- [TASK OBJECTIVE]:
The answer must consist of every line from the entries that holds the word "value".

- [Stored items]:

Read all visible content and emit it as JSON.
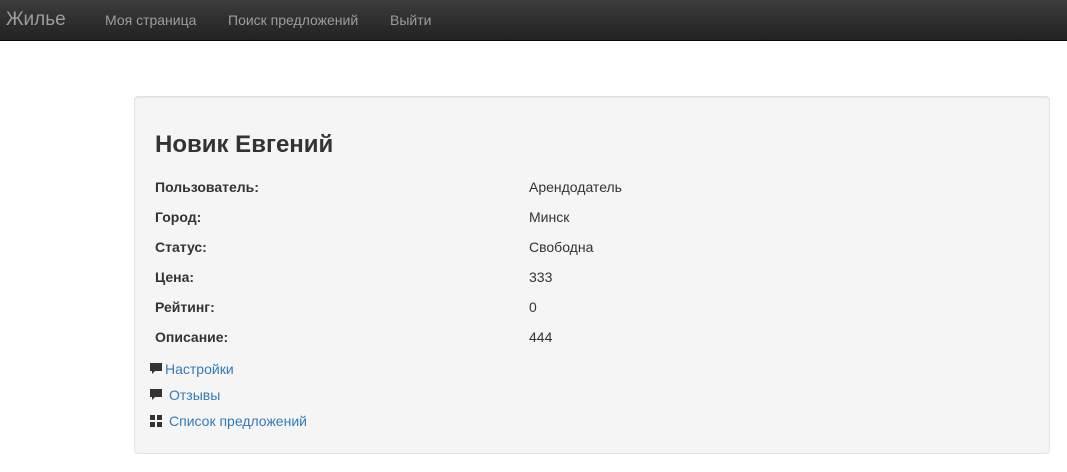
{
  "navbar": {
    "brand": "Жилье",
    "links": [
      "Моя страница",
      "Поиск предложений",
      "Выйти"
    ]
  },
  "profile": {
    "name": "Новик Евгений",
    "fields": [
      {
        "label": "Пользователь:",
        "value": "Арендодатель"
      },
      {
        "label": "Город:",
        "value": "Минск"
      },
      {
        "label": "Статус:",
        "value": "Свободна"
      },
      {
        "label": "Цена:",
        "value": "333"
      },
      {
        "label": "Рейтинг:",
        "value": "0"
      },
      {
        "label": "Описание:",
        "value": "444"
      }
    ],
    "actions": [
      {
        "label": "Настройки",
        "icon": "comment-icon"
      },
      {
        "label": "Отзывы",
        "icon": "comment-icon"
      },
      {
        "label": "Список предложений",
        "icon": "th-large-icon"
      }
    ]
  },
  "colors": {
    "navbar_bg": "#222222",
    "nav_text": "#9d9d9d",
    "panel_bg": "#f5f5f5",
    "link": "#337ab7",
    "text": "#333333"
  }
}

- [COMPLETED TASK]:
        "value": "Арендодатель"
        "value": "Минск"
        "value": "Свободна"
        "value": "333"
        "value": "0"
        "value": "444"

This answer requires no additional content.